In addition, police have busted another 16,000 unsold bottles of fake Bordeaux wine in a company warehouse operated by Zhao, which totaled RMB 260,000 (US$40,889).
Through investigation, the police also found that Jiang had ordered from the duo and sold more than 60,000 bottles of wine with the fake Bordeaux GI trademark, totalling RMB 880,000 (US$138,393).
BORDEAUX is a recognized GI trademark in China, which was obtained by Bordeaux’s official trade body CIVB in 2012.
Among China’s wine consumers, Bordeaux is well-known for its prestigious wineries and world-class quality wine. The French wine region exports around 40% of its wines to China annually, making China one of its most profitable export markets.
Given Bordeaux’s popularity in China and the lucrative profit, the region’s wines ranging from Cru Bourgeois to first growth wines are frequently targeted by fraudsters and copycats.
To combat the counterfeits, Bordeaux’s official trade body CIVB has been applying for intellectual property rights for close to 50 Bordeaux GIs within China’s legal framework in the past decade.
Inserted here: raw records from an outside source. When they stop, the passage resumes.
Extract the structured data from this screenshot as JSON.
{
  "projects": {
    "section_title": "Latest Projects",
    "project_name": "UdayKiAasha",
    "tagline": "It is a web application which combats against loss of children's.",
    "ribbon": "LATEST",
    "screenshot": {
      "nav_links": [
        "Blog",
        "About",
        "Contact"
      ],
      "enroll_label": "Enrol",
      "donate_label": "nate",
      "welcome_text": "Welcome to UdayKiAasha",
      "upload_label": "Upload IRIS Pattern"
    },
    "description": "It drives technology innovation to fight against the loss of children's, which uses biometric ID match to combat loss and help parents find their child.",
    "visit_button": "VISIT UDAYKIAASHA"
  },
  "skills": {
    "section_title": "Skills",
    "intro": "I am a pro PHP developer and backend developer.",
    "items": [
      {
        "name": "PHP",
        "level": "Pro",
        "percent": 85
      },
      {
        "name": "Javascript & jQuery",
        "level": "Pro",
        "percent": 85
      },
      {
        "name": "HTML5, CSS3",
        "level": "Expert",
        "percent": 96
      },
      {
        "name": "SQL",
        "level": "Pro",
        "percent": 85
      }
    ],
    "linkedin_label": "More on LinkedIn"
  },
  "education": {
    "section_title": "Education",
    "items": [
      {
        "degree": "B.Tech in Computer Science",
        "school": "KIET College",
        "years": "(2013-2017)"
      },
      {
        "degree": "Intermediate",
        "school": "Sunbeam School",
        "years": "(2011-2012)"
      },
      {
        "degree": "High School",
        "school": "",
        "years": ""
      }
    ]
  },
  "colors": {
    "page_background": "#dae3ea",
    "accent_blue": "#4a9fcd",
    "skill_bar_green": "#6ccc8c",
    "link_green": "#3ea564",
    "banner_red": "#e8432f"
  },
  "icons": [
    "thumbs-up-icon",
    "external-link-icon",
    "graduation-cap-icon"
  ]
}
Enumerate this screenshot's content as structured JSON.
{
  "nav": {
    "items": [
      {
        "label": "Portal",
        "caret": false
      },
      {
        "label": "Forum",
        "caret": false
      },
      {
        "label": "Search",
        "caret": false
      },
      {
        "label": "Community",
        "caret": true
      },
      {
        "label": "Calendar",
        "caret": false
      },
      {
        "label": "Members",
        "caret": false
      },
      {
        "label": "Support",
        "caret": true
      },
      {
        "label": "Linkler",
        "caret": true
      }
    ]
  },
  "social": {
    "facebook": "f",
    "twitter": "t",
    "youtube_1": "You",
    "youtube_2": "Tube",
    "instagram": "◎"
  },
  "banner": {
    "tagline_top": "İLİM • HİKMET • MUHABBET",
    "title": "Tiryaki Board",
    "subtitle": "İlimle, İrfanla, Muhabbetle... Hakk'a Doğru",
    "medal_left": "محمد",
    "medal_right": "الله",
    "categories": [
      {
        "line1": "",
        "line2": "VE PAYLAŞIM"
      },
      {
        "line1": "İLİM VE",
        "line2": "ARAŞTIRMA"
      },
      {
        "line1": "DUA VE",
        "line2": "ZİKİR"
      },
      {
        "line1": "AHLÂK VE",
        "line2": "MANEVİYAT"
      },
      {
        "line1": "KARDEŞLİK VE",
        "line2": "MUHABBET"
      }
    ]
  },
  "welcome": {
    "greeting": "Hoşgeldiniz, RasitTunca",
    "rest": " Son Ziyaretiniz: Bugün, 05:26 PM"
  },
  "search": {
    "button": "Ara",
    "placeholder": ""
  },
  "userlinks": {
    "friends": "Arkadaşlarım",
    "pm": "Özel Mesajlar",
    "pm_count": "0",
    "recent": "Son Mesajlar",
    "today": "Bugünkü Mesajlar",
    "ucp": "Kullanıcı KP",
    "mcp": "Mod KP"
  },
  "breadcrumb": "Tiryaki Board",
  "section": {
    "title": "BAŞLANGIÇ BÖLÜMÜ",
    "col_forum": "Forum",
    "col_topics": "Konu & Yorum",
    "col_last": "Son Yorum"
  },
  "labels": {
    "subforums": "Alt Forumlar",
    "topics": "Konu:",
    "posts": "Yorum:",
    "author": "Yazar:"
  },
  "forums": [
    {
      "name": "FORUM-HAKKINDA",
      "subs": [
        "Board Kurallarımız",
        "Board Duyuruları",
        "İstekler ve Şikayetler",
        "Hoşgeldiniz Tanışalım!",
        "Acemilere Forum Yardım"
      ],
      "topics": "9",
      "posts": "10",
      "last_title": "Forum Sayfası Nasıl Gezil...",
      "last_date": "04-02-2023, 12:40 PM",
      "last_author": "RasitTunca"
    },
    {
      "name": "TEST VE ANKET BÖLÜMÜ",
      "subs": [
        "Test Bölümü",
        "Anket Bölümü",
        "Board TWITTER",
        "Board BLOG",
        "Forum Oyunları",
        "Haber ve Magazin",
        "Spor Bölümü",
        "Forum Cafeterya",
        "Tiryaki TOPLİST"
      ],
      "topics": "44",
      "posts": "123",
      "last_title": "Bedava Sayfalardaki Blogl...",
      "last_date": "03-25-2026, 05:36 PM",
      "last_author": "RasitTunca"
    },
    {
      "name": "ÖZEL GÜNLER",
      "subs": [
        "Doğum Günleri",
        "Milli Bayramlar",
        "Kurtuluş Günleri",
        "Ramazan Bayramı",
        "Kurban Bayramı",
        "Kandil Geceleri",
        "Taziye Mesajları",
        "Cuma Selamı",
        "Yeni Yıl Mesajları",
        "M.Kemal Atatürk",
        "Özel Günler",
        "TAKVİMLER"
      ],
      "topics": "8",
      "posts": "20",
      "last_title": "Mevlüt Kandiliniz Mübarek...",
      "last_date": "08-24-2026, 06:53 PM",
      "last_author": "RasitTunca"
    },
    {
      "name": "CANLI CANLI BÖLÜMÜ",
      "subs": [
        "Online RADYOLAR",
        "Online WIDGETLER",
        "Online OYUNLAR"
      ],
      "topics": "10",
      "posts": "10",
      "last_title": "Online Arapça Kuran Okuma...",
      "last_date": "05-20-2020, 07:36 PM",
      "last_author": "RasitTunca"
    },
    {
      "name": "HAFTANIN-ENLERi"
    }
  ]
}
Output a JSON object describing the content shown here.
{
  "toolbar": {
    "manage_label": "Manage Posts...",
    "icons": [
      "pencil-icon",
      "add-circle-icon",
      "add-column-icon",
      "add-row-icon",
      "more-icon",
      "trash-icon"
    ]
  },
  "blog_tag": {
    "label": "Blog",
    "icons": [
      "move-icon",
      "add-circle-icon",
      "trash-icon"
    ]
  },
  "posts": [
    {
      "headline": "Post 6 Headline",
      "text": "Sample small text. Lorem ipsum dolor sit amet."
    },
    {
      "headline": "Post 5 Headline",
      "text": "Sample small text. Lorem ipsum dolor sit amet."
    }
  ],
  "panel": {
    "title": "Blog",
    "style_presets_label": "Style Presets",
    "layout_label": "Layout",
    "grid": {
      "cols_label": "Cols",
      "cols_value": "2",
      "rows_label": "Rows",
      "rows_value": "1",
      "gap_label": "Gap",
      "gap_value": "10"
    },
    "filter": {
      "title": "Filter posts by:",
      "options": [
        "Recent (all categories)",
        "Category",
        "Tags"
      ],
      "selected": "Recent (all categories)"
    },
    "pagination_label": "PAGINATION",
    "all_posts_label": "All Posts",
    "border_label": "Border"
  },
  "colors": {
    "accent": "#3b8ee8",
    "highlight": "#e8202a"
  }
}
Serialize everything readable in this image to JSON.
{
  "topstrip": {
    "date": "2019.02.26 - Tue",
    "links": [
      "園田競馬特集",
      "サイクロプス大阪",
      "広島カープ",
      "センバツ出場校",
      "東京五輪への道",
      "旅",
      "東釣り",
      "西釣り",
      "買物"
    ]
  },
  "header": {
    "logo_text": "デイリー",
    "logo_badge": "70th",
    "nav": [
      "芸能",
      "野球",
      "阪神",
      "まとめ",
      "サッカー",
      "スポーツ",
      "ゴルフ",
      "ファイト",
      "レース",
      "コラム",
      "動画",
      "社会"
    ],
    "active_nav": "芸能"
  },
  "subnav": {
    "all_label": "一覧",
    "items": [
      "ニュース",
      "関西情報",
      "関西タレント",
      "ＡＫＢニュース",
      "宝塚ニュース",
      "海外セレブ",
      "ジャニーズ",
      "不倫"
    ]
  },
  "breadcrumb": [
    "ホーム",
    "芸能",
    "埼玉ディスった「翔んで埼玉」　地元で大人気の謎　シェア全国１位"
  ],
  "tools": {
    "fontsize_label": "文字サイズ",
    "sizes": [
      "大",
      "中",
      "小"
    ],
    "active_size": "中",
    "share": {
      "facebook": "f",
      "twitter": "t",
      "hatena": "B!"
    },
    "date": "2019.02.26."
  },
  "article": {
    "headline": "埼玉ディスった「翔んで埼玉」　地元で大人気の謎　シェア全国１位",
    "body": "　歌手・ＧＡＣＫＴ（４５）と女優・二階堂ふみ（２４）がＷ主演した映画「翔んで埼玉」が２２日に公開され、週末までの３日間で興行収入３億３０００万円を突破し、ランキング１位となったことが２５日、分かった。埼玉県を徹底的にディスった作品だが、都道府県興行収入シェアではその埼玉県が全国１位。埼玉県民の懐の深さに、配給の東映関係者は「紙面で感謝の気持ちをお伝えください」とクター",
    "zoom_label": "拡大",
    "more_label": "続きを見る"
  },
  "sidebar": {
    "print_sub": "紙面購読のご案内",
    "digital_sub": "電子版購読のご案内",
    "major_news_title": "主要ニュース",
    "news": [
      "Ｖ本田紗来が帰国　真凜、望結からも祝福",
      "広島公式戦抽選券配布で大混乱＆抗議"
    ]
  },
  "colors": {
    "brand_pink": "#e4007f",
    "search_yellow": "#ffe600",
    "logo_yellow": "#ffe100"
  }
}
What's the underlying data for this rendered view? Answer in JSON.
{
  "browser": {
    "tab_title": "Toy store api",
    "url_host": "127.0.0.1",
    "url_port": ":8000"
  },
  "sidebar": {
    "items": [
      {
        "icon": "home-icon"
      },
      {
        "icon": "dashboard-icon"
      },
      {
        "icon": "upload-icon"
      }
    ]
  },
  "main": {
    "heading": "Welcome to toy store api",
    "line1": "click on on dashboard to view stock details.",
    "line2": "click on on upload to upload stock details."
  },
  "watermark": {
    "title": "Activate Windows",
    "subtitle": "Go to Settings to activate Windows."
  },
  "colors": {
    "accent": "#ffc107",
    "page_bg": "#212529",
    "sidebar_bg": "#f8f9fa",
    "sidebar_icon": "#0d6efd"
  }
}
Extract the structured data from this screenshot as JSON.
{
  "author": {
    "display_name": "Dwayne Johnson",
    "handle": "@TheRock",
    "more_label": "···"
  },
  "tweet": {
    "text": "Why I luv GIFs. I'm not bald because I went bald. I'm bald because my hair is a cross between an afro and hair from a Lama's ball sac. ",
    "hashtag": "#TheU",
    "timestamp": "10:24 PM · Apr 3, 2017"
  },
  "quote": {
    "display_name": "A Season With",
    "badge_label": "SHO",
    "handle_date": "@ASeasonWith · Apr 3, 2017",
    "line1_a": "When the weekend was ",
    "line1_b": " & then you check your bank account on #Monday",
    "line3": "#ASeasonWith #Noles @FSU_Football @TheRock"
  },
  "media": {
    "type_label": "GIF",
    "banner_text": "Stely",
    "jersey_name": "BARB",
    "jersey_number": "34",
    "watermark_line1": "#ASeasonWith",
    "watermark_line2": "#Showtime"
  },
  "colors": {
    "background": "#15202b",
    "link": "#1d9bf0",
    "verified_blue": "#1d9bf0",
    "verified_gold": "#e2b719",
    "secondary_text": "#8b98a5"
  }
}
It has also trained law enforcement officers on wine labelling related to GIs to protect the appellation.
In 2019, CIVB won a victory in a year-long legal battle against a wine counterfeiter in China, signifying Bordeaux’s dedication to protect its trademarks. Shortly after the court ruling, the counterfeiter Yantai Bai Qi Wine Company paid a fine of RMB 500,000 (US$78,631) to CIVB.
But Bordeaux’s heightening measures has yet to fully eradicate fraudsters from infringing its trademark. Just in September 2021, another largest counterfeit Bordeaux wine case was busted in China. The police in Shandong uncovered 13,000 cases of counterfeit Bordeaux wines worth over RMB 300 million (US$46.5 million), according to local media reports.